WKU hosts high school robotics competition

Cameron Koch

High school students from all over Kentucky will make their way to WKU on Saturday to participate in the 12th annual Kentucky Bluegrass Robotics Competition.

The department of engineering hosts two events each year — one for elementary and junior high school students and another for high school students — with the hope of creating interest in math, science and engineering.

The 20 teams participating will be tasked with creating a robot that can perform a specific function, with past events involving lifting objects or popping balloons. Teams must not only design a machine that can complete the given task, but they must also out-perform three other competitors each round.

After each round teams have a break period to analyze the success of their robot and adjust accordingly for upcoming rounds.

Ron Rizzo, a staff engineer in the engineering department, will help students make modifications between rounds. Rizzo said the experience of the competition teaches students the skills engineers use every day.

“They develop what we call engineering skills, like troubleshooting,” Rizzo said. “It’s pretty interesting to see the variety of different solutions to the same problem.”
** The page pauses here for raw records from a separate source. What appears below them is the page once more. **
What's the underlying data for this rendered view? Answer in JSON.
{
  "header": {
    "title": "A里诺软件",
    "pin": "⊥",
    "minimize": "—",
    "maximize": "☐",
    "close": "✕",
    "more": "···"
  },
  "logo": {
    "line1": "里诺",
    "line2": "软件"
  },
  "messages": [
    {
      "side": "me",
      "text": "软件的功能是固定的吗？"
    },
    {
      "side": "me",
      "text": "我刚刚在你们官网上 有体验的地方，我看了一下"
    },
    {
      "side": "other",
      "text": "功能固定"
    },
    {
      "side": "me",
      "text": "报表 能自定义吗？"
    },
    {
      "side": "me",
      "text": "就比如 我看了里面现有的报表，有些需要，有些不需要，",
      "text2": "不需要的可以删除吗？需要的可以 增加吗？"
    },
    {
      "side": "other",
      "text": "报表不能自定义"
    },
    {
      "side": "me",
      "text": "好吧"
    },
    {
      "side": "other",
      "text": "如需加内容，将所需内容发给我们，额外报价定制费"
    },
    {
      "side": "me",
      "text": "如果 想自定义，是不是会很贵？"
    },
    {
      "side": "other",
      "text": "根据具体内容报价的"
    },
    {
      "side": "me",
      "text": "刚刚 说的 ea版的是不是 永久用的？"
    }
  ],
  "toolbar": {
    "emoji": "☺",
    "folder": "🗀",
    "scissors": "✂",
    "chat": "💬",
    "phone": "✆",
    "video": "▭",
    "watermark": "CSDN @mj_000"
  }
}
The team whose robot scores the most points is dubbed the best robot, though other categories exist such as most efficient robot, which is determined by points scored divided by dollars invested.

Engineering professor Kevin Schmaltz is coordinating the event with help of other teachers and students in the engineering department.

Through grants and WKU funding, the engineering department was able to purchase the basic parts needed for teams to create a robot. Teams can then invest in additional components if they so choose.

“There are competitions where high school teams build robots and compete against other high school teams, but it costs tens of thousands of dollars to compete,” Schmaltz said. “We provide teams with materials to build a robot.”

Julie Ellis, the engineering department head, said the lower cost helps attract students who otherwise might not participate.

“It allows a lower barrier to entry,” Ellis said. “It’s a way we can give back to the community and also do a little recruiting.”

Schmaltz emphasized the importance of sparking interest in the engineering field and giving students a one-of-a-kind learning experience.

“Our goal is to give them a good experience and make it as cheap as possible [for them],” Schmaltz said. “Building a robot is an activity we think that might take someone who maybe is thinking about being an engineer, scientist or mathematician and cement that interest in it.”